Top of SOURCE DATA
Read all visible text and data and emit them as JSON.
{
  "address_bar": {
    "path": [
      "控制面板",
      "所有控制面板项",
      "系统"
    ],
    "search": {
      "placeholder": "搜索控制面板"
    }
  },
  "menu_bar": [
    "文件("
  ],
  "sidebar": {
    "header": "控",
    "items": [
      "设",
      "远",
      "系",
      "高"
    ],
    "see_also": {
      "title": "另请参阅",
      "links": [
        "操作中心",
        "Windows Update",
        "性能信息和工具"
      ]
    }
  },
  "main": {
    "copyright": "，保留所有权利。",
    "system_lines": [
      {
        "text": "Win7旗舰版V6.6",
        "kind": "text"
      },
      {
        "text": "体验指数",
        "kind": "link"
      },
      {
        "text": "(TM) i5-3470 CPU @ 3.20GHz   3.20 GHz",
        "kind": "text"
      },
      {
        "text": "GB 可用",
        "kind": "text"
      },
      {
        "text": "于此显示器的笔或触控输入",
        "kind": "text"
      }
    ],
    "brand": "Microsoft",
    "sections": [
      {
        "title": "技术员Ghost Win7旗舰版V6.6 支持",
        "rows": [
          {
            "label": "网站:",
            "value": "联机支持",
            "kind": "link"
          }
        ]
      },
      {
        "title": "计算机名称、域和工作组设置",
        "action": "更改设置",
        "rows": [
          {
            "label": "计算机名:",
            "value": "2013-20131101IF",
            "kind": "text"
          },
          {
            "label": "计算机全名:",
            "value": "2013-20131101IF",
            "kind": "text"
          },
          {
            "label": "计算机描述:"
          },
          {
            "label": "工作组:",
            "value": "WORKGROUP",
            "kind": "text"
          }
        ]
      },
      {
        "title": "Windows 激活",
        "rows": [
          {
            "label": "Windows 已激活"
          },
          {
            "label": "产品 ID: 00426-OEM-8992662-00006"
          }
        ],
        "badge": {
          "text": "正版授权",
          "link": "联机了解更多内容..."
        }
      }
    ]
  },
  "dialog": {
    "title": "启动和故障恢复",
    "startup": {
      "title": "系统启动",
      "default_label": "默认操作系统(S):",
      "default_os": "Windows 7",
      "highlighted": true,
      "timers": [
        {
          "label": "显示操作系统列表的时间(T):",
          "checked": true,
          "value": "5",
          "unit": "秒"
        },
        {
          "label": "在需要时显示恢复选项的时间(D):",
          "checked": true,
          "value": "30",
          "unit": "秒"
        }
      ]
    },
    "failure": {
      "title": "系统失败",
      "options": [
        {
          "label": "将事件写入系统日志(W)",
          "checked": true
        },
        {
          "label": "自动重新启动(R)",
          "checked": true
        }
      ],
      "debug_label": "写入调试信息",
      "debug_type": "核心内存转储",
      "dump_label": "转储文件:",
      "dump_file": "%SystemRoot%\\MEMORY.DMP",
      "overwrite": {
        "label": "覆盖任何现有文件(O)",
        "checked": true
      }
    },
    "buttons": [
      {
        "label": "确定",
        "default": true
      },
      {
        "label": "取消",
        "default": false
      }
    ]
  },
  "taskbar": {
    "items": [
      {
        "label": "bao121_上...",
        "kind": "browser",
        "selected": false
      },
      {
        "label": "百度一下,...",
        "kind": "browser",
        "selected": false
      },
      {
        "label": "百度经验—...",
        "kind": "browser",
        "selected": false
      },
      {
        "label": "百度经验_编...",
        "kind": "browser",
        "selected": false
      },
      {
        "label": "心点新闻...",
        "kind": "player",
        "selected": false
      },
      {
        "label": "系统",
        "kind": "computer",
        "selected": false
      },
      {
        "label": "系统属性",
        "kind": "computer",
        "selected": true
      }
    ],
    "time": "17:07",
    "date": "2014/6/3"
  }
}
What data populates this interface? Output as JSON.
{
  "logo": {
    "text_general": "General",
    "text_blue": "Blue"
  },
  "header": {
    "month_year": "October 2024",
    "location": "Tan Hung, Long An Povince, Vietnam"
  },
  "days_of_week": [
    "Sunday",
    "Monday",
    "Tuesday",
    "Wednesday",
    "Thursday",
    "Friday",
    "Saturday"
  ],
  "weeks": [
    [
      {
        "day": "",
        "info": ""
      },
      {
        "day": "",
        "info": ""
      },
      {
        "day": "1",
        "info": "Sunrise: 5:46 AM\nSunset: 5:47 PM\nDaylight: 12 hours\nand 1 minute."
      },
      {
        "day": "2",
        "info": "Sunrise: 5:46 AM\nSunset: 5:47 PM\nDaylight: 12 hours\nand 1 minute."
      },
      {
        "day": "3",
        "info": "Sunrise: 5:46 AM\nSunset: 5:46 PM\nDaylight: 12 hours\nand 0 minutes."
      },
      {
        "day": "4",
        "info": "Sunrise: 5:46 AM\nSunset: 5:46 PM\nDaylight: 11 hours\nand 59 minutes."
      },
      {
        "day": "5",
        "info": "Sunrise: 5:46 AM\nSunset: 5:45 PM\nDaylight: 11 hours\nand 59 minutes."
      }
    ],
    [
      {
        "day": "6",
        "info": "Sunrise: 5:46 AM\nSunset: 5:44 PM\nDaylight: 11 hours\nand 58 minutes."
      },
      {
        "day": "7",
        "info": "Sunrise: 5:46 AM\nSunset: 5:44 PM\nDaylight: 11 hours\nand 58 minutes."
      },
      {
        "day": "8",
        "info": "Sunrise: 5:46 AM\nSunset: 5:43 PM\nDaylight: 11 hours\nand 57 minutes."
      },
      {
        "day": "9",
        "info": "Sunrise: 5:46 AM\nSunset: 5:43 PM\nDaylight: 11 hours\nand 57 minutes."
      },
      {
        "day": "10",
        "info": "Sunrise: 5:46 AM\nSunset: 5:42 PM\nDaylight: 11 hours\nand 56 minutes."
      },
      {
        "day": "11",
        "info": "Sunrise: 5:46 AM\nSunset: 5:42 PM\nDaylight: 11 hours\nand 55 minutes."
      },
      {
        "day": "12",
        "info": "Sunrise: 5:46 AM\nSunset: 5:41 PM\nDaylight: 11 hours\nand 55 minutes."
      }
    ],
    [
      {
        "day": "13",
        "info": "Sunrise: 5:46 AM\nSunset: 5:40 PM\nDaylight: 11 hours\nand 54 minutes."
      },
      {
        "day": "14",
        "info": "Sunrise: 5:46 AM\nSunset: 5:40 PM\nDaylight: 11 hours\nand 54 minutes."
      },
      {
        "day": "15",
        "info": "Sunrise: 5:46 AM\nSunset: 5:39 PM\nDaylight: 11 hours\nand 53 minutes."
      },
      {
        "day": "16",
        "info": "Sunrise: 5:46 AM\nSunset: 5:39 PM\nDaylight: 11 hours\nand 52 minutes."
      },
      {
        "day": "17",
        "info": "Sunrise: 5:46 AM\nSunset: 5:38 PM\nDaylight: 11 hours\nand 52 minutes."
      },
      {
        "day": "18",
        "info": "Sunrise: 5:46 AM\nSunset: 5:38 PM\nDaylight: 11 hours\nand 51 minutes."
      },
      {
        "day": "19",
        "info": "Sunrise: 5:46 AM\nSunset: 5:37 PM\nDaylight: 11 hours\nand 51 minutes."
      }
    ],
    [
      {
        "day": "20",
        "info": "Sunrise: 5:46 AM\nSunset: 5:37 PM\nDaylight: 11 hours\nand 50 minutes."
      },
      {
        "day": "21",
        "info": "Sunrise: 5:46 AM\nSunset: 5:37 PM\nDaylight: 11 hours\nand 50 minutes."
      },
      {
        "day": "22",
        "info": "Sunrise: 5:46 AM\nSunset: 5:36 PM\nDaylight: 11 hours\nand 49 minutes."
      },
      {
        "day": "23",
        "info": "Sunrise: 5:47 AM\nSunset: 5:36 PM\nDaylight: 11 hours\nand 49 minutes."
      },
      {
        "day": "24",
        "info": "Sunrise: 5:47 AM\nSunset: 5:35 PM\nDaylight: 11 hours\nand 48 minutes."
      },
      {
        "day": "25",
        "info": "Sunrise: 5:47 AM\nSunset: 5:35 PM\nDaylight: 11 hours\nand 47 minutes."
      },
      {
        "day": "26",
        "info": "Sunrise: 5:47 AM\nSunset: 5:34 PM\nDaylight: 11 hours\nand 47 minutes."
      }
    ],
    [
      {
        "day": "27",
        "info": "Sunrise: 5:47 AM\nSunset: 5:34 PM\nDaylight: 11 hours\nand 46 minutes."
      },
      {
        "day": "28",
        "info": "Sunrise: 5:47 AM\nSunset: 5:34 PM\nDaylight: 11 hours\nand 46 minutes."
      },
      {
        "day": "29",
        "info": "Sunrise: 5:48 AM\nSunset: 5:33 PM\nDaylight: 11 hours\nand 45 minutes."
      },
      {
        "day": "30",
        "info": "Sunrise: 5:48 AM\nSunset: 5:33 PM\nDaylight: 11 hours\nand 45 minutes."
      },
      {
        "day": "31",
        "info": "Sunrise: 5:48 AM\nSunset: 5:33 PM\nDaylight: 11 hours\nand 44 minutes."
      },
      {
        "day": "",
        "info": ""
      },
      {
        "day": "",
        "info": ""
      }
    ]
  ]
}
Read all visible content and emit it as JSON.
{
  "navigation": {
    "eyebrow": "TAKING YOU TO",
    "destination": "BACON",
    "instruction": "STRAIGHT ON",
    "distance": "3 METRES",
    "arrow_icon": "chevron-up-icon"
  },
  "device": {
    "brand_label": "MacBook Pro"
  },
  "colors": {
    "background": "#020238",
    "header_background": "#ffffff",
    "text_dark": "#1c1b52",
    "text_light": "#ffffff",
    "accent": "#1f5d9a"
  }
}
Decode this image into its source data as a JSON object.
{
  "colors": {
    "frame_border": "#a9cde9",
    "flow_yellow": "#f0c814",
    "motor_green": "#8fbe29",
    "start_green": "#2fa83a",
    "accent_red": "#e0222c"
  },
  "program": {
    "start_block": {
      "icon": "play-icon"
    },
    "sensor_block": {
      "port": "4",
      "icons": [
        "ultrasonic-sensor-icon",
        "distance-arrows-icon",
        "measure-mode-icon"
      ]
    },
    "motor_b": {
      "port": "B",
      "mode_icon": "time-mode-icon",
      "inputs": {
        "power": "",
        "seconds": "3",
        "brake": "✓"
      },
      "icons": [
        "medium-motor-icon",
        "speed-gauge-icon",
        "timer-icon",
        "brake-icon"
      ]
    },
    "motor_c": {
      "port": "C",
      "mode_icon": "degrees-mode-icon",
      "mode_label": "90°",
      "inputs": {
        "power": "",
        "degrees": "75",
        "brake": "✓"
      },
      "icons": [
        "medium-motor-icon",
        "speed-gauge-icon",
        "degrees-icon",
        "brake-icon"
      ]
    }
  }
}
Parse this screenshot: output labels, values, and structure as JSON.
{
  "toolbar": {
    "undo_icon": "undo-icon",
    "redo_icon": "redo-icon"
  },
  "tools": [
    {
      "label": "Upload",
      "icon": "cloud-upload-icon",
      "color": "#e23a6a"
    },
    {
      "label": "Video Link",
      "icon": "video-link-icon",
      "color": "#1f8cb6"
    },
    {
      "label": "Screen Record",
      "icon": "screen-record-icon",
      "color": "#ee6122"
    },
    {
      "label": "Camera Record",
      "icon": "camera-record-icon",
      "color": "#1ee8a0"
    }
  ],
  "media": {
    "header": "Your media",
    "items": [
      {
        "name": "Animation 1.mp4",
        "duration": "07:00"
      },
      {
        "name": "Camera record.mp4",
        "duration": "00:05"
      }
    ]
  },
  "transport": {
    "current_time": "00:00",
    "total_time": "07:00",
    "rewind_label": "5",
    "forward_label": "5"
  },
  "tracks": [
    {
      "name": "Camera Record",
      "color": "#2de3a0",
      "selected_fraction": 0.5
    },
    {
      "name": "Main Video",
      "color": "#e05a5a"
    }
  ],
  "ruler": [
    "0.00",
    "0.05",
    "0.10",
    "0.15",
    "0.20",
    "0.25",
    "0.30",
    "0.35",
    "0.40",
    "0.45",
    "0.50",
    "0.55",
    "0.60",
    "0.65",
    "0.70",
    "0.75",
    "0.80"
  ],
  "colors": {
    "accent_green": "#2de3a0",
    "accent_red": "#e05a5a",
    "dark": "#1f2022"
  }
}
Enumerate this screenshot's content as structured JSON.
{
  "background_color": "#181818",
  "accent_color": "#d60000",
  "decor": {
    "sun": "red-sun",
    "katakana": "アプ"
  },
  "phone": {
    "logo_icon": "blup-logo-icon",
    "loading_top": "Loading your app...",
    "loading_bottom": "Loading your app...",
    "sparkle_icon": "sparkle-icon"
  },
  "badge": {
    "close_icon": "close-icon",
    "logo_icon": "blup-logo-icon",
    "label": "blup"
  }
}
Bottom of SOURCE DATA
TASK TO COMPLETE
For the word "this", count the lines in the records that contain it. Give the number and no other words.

RESPONSE TO THE EXERCISE
4